▶ [TASK REQUIREMENTS]
Images excluded, reproduce each line of the records exactly as it stands.
[Start of Attachment]
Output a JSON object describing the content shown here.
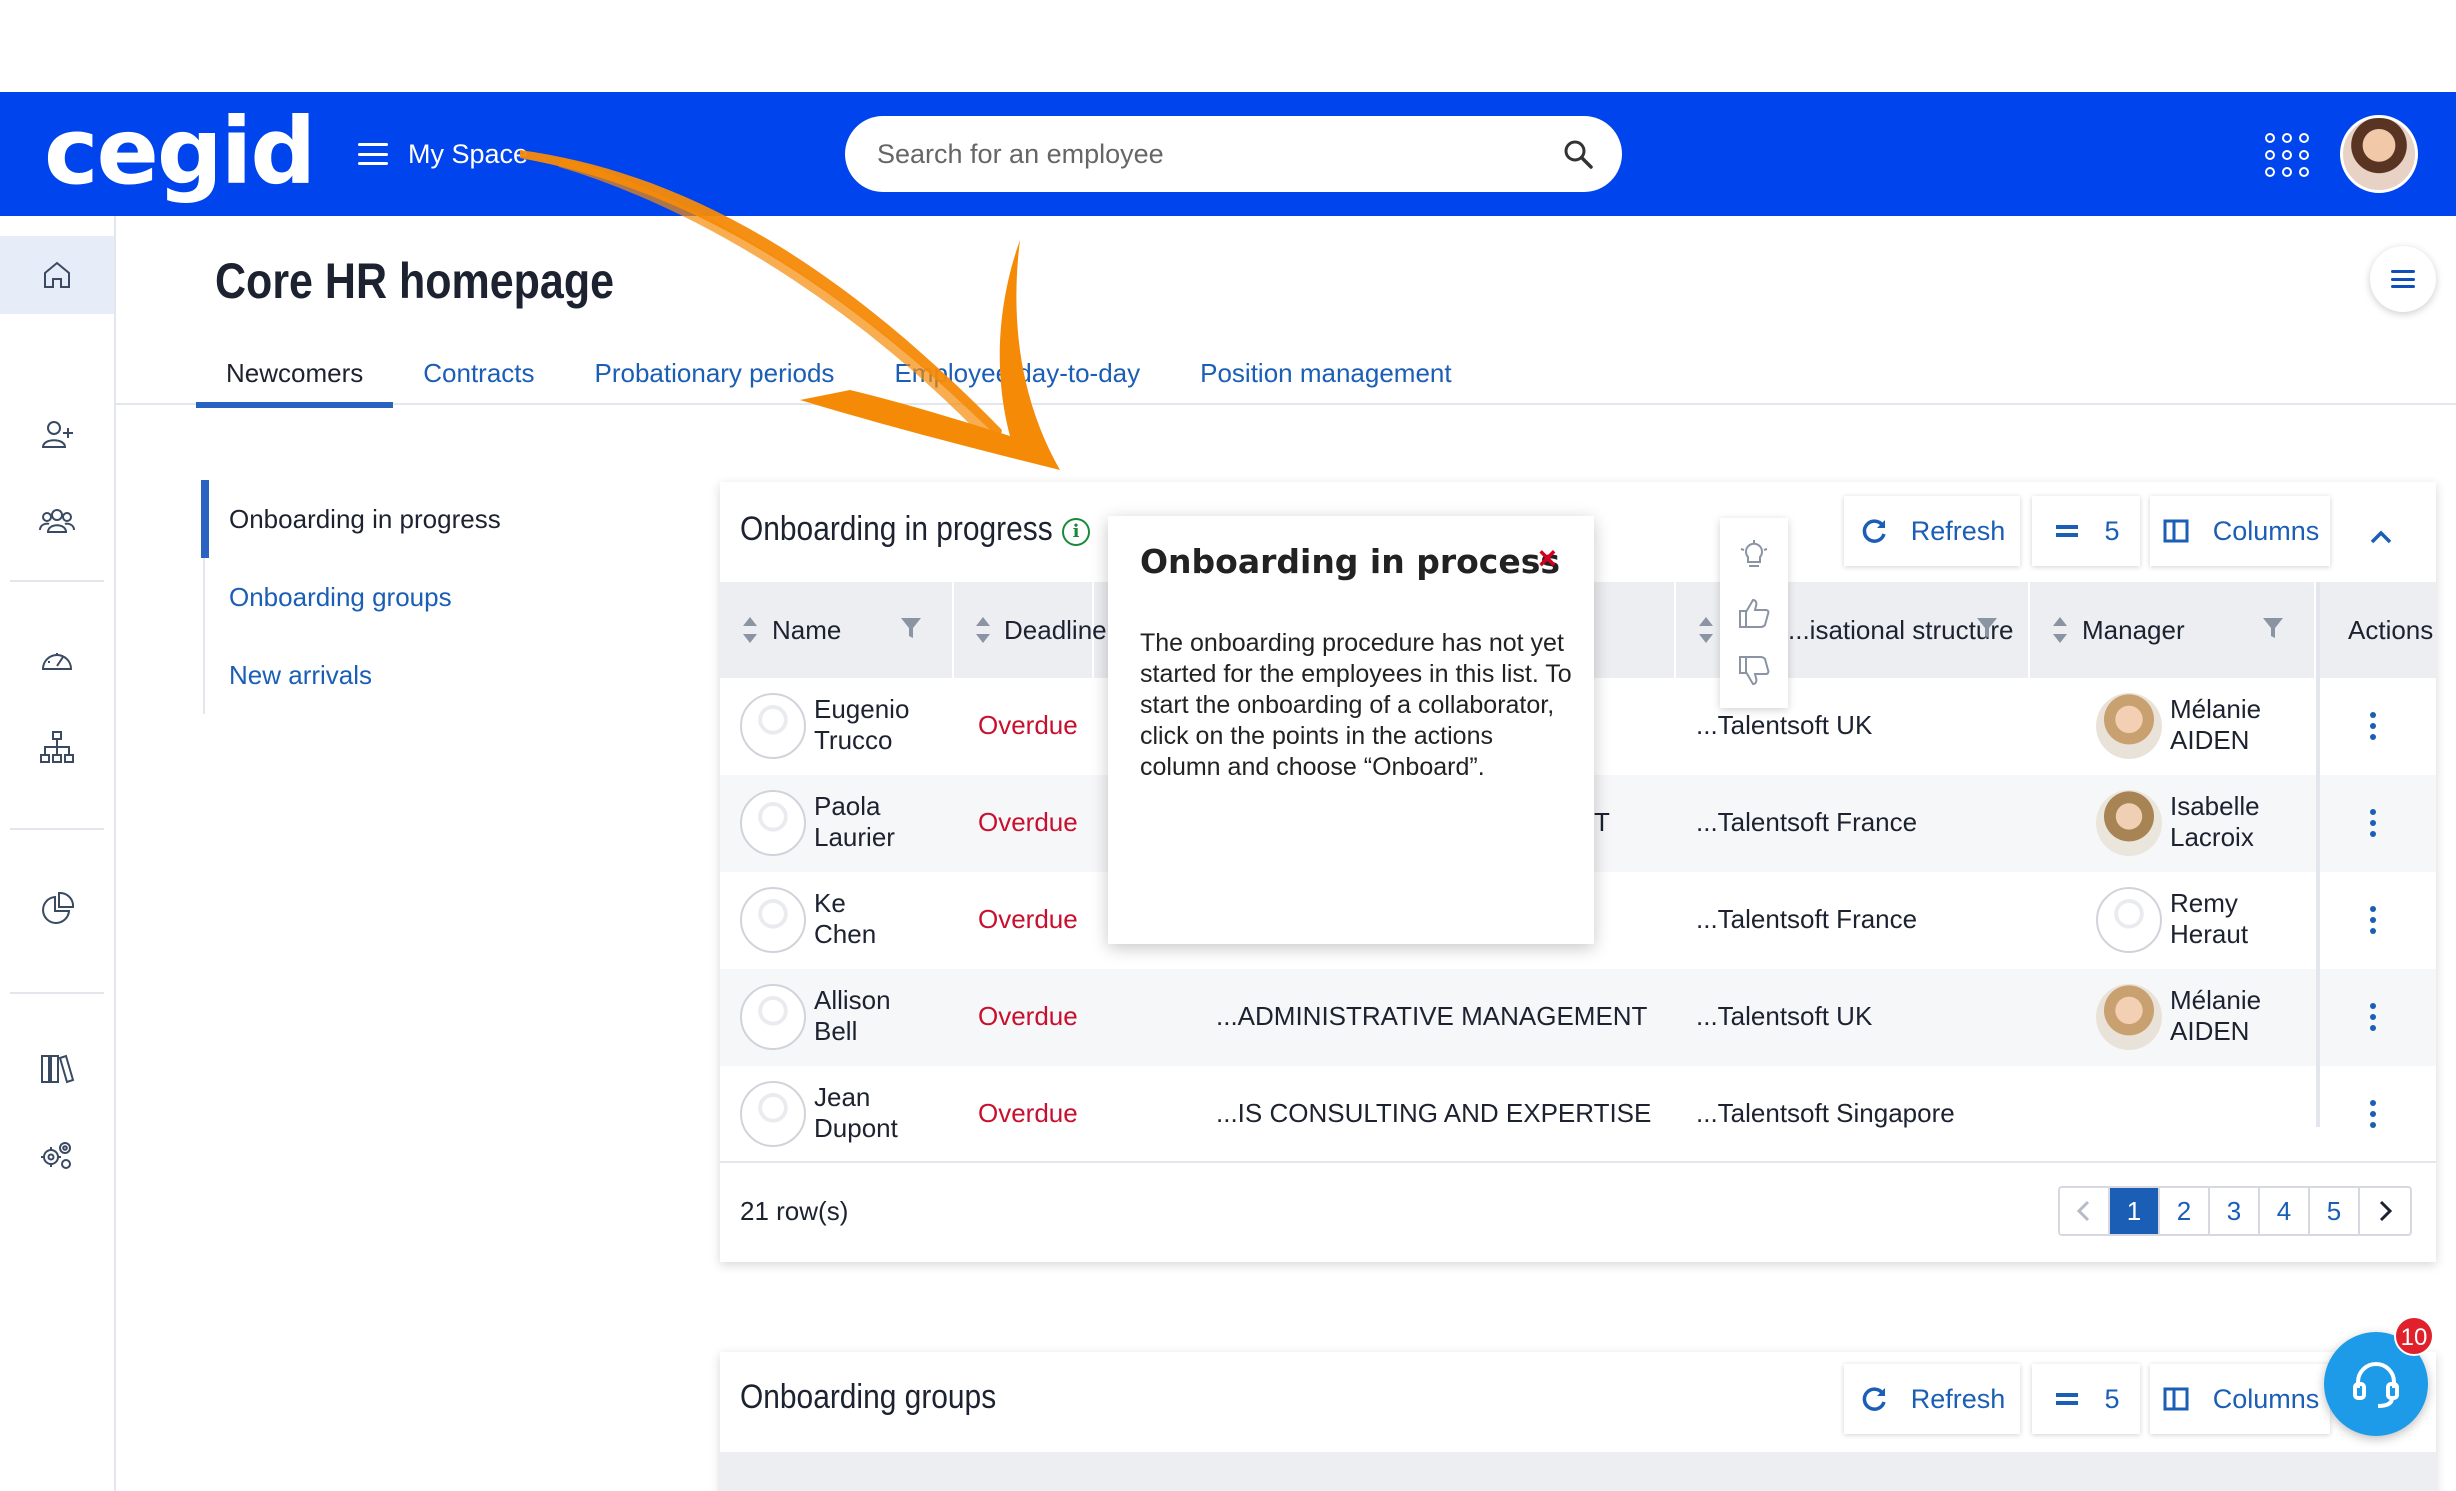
{
  "header": {
    "logo": "cegid",
    "my_space": "My Space",
    "search_placeholder": "Search for an employee"
  },
  "page": {
    "title": "Core HR homepage",
    "tabs": [
      "Newcomers",
      "Contracts",
      "Probationary periods",
      "Employee day-to-day",
      "Position management"
    ]
  },
  "sidenav": {
    "items": [
      "Onboarding in progress",
      "Onboarding groups",
      "New arrivals"
    ]
  },
  "panel1": {
    "title": "Onboarding in progress",
    "refresh": "Refresh",
    "page_size": "5",
    "columns": "Columns",
    "headers": {
      "name": "Name",
      "deadline": "Deadline",
      "org": "...isational structure",
      "manager": "Manager",
      "actions": "Actions"
    },
    "rows": [
      {
        "first": "Eugenio",
        "last": "Trucco",
        "deadline": "Overdue",
        "dept": "",
        "org": "...Talentsoft UK",
        "mgr_first": "Mélanie",
        "mgr_last": "AIDEN"
      },
      {
        "first": "Paola",
        "last": "Laurier",
        "deadline": "Overdue",
        "dept": "T",
        "org": "...Talentsoft France",
        "mgr_first": "Isabelle",
        "mgr_last": "Lacroix"
      },
      {
        "first": "Ke",
        "last": "Chen",
        "deadline": "Overdue",
        "dept": "",
        "org": "...Talentsoft France",
        "mgr_first": "Remy",
        "mgr_last": "Heraut"
      },
      {
        "first": "Allison",
        "last": "Bell",
        "deadline": "Overdue",
        "dept": "...ADMINISTRATIVE MANAGEMENT",
        "org": "...Talentsoft UK",
        "mgr_first": "Mélanie",
        "mgr_last": "AIDEN"
      },
      {
        "first": "Jean",
        "last": "Dupont",
        "deadline": "Overdue",
        "dept": "...IS CONSULTING AND EXPERTISE",
        "org": "...Talentsoft Singapore",
        "mgr_first": "",
        "mgr_last": ""
      }
    ],
    "row_count": "21 row(s)",
    "pages": [
      "1",
      "2",
      "3",
      "4",
      "5"
    ]
  },
  "popup": {
    "title": "Onboarding in process",
    "close": "×",
    "body": "The onboarding procedure has not yet started for the employees in this list. To start the onboarding of a collaborator, click on the points in the actions column and choose “Onboard”."
  },
  "panel2": {
    "title": "Onboarding groups",
    "refresh": "Refresh",
    "page_size": "5",
    "columns": "Columns"
  },
  "help": {
    "badge": "10"
  },
  "colors": {
    "brand": "#0044ee",
    "link": "#1b5eb6",
    "overdue": "#c8102e",
    "arrow": "#f58a07"
  }
}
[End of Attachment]
▶ [SOLUTION]
Output a JSON object describing the content shown here.
{
  "header": {
    "logo": "cegid",
    "my_space": "My Space",
    "search_placeholder": "Search for an employee"
  },
  "page": {
    "title": "Core HR homepage",
    "tabs": [
      "Newcomers",
      "Contracts",
      "Probationary periods",
      "Employee day-to-day",
      "Position management"
    ]
  },
  "sidenav": {
    "items": [
      "Onboarding in progress",
      "Onboarding groups",
      "New arrivals"
    ]
  },
  "panel1": {
    "title": "Onboarding in progress",
    "refresh": "Refresh",
    "page_size": "5",
    "columns": "Columns",
    "headers": {
      "name": "Name",
      "deadline": "Deadline",
      "org": "...isational structure",
      "manager": "Manager",
      "actions": "Actions"
    },
    "rows": [
      {
        "first": "Eugenio",
        "last": "Trucco",
        "deadline": "Overdue",
        "dept": "",
        "org": "...Talentsoft UK",
        "mgr_first": "Mélanie",
        "mgr_last": "AIDEN"
      },
      {
        "first": "Paola",
        "last": "Laurier",
        "deadline": "Overdue",
        "dept": "T",
        "org": "...Talentsoft France",
        "mgr_first": "Isabelle",
        "mgr_last": "Lacroix"
      },
      {
        "first": "Ke",
        "last": "Chen",
        "deadline": "Overdue",
        "dept": "",
        "org": "...Talentsoft France",
        "mgr_first": "Remy",
        "mgr_last": "Heraut"
      },
      {
        "first": "Allison",
        "last": "Bell",
        "deadline": "Overdue",
        "dept": "...ADMINISTRATIVE MANAGEMENT",
        "org": "...Talentsoft UK",
        "mgr_first": "Mélanie",
        "mgr_last": "AIDEN"
      },
      {
        "first": "Jean",
        "last": "Dupont",
        "deadline": "Overdue",
        "dept": "...IS CONSULTING AND EXPERTISE",
        "org": "...Talentsoft Singapore",
        "mgr_first": "",
        "mgr_last": ""
      }
    ],
    "row_count": "21 row(s)",
    "pages": [
      "1",
      "2",
      "3",
      "4",
      "5"
    ]
  },
  "popup": {
    "title": "Onboarding in process",
    "close": "×",
    "body": "The onboarding procedure has not yet started for the employees in this list. To start the onboarding of a collaborator, click on the points in the actions column and choose “Onboard”."
  },
  "panel2": {
    "title": "Onboarding groups",
    "refresh": "Refresh",
    "page_size": "5",
    "columns": "Columns"
  },
  "help": {
    "badge": "10"
  },
  "colors": {
    "brand": "#0044ee",
    "link": "#1b5eb6",
    "overdue": "#c8102e",
    "arrow": "#f58a07"
  }
}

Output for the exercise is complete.